• **WORK INSTRUCTION**
Run through the records and, wherever a line holds the word "name", return that line.

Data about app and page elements
>>>

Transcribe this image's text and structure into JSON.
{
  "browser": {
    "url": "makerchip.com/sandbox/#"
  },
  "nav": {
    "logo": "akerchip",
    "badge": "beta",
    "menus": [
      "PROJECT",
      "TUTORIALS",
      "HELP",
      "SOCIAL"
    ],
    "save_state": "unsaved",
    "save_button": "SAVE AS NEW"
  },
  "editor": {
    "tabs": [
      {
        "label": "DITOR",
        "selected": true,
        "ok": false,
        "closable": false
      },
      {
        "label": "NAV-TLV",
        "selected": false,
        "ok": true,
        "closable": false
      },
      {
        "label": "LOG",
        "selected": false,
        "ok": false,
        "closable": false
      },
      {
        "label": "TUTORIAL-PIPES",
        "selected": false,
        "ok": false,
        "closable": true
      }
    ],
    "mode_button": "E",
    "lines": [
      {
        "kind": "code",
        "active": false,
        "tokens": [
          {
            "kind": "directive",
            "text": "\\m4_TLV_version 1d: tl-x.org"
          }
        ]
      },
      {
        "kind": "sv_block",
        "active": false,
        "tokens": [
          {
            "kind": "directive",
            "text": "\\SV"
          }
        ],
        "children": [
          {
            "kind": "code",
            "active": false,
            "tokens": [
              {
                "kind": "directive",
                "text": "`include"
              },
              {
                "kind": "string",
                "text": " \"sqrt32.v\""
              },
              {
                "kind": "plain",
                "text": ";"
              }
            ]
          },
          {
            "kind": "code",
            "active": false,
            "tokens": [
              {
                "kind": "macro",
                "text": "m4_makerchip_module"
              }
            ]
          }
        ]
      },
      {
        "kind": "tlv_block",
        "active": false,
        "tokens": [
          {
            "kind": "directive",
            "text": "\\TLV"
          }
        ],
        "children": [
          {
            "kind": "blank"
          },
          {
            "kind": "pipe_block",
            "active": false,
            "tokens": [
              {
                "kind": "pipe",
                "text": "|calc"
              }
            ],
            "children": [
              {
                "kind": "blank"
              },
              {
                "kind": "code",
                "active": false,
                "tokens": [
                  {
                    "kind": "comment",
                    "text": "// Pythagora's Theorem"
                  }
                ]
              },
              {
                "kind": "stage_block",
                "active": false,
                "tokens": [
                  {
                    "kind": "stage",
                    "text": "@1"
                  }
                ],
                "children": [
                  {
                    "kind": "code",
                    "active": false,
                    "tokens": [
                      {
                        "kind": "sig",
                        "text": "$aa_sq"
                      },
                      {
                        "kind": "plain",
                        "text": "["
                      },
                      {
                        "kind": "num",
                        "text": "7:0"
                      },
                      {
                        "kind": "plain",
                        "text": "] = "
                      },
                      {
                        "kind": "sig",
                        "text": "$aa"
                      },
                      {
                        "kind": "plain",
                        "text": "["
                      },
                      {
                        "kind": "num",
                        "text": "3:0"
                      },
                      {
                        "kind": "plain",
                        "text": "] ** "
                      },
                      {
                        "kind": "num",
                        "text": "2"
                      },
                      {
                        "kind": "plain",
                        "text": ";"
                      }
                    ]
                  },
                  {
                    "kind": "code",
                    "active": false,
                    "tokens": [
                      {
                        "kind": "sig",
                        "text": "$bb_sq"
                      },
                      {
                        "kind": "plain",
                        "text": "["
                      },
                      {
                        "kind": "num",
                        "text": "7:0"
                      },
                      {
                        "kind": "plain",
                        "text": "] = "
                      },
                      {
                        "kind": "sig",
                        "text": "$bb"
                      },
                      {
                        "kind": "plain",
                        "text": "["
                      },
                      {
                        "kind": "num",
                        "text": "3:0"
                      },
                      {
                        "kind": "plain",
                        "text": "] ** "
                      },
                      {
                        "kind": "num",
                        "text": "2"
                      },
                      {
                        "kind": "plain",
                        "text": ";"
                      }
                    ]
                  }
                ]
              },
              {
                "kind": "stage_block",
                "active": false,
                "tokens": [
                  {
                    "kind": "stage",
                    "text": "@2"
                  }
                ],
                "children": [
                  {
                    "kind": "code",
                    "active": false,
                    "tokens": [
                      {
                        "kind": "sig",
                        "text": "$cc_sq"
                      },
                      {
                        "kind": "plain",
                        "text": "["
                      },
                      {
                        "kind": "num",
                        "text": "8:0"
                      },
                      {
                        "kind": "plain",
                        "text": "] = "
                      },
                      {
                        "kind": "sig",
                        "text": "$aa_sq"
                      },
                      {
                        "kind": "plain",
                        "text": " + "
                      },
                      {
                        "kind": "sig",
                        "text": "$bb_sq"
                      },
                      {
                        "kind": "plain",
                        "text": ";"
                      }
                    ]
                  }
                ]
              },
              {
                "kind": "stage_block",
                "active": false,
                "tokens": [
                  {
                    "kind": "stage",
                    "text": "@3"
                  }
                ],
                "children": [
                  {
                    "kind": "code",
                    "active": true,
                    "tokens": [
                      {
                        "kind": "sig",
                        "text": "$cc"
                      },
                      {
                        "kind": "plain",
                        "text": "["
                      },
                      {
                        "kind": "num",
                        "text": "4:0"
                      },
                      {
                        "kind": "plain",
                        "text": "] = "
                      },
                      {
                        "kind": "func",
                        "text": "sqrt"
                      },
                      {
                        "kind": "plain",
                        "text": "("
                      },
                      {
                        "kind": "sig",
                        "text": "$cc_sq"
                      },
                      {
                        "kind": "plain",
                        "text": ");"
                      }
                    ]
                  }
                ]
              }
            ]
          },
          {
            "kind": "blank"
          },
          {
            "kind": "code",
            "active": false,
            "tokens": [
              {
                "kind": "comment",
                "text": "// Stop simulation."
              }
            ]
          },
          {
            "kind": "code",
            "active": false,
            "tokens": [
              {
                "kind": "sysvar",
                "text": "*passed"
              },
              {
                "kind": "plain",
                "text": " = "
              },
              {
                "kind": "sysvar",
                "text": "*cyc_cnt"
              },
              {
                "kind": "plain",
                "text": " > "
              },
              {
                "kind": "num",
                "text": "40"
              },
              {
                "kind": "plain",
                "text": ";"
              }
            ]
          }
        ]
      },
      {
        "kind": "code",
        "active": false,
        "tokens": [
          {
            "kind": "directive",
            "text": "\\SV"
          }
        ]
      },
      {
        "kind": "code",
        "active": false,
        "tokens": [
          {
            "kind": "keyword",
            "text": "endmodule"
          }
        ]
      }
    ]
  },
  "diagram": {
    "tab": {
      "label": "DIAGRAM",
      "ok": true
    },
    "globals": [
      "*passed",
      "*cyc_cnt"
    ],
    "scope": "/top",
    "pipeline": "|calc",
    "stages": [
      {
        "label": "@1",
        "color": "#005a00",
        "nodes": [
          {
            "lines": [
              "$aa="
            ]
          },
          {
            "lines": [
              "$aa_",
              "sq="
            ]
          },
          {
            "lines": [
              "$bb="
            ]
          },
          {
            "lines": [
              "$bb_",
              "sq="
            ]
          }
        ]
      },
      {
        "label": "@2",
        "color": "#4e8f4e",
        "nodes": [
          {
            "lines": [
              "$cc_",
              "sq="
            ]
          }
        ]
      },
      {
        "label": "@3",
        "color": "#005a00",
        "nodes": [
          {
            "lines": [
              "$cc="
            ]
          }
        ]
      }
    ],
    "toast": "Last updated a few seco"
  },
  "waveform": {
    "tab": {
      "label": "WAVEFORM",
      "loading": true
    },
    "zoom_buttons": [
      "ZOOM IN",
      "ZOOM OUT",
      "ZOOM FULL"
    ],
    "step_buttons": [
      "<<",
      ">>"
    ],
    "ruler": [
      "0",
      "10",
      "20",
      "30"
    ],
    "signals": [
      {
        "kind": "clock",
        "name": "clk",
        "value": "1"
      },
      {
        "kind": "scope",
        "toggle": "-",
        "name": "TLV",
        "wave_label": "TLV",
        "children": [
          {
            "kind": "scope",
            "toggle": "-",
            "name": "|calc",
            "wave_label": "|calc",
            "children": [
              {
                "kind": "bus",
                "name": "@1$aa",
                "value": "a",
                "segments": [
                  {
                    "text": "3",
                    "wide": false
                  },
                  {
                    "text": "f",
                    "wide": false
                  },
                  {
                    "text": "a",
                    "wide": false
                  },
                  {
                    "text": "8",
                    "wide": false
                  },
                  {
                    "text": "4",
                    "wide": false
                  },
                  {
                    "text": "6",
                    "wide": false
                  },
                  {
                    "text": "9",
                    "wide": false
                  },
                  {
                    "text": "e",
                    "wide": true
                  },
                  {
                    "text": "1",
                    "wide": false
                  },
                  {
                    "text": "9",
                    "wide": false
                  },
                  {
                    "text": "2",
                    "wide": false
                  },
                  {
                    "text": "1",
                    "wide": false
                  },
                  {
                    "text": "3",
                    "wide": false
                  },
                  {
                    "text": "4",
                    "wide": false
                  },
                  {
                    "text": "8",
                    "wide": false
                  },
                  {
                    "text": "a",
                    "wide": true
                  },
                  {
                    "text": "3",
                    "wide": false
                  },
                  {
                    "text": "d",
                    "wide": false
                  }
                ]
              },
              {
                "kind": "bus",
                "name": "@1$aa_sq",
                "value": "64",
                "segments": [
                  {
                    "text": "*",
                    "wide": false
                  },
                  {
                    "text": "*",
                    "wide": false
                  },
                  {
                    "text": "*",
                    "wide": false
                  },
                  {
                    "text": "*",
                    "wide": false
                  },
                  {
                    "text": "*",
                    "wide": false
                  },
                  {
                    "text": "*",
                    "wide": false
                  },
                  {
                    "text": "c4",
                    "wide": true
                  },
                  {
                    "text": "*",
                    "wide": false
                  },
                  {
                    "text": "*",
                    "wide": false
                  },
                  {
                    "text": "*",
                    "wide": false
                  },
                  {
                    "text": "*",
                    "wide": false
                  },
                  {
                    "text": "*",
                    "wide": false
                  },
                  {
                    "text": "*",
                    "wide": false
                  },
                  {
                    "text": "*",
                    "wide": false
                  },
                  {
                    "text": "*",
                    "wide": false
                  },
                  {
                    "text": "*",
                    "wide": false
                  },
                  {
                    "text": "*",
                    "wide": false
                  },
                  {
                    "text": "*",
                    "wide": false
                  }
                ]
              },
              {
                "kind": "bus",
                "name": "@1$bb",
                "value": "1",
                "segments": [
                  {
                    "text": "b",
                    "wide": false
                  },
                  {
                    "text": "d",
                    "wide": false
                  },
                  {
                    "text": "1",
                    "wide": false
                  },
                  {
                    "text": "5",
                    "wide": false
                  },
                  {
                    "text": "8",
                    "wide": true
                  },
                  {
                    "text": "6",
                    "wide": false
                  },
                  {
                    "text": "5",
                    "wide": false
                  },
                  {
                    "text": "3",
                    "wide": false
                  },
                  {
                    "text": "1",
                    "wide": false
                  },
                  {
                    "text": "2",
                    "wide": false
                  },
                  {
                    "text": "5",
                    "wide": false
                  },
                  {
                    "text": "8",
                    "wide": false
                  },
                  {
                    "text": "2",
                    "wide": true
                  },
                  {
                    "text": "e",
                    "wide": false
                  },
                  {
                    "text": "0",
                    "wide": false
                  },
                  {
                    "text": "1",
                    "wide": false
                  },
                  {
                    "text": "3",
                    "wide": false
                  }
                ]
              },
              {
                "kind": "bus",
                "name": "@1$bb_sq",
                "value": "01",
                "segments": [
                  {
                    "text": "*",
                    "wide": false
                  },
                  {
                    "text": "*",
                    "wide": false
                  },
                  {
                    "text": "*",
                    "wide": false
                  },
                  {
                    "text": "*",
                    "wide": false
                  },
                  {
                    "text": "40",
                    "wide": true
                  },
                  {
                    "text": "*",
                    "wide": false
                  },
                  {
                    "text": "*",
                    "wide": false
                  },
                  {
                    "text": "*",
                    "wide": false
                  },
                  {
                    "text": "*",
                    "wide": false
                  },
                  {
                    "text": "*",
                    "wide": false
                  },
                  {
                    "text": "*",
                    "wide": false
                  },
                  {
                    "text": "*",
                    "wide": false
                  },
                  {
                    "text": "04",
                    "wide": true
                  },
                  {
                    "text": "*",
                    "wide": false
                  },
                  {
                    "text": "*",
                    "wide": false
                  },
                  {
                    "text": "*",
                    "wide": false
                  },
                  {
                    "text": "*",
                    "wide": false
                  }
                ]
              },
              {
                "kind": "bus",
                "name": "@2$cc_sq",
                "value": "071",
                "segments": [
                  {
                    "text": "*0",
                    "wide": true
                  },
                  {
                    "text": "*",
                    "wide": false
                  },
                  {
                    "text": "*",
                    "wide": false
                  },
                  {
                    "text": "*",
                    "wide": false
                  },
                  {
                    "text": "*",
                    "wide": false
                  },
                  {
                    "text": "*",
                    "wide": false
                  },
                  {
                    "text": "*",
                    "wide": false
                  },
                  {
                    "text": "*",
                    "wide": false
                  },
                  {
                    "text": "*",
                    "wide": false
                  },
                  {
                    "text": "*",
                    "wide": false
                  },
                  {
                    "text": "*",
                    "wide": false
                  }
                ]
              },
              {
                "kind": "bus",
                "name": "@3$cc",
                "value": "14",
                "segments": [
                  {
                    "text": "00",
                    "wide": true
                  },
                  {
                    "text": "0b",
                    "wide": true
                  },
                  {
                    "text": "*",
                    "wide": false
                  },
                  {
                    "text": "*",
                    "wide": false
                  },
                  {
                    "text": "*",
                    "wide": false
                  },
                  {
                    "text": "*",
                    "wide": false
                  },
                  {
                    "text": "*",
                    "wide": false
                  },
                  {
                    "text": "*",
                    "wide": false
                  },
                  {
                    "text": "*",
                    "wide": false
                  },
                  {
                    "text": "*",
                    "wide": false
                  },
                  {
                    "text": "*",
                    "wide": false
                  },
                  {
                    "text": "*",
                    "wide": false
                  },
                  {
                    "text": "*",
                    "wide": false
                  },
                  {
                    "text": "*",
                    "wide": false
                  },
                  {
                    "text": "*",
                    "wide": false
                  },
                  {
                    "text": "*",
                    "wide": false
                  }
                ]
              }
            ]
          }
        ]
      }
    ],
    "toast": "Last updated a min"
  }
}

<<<

• **EXERCISE RESULT**
        "name": "clk",
        "name": "TLV",
            "name": "|calc",
                "name": "@1$aa",
                "name": "@1$aa_sq",
                "name": "@1$bb",
                "name": "@1$bb_sq",
                "name": "@2$cc_sq",
                "name": "@3$cc",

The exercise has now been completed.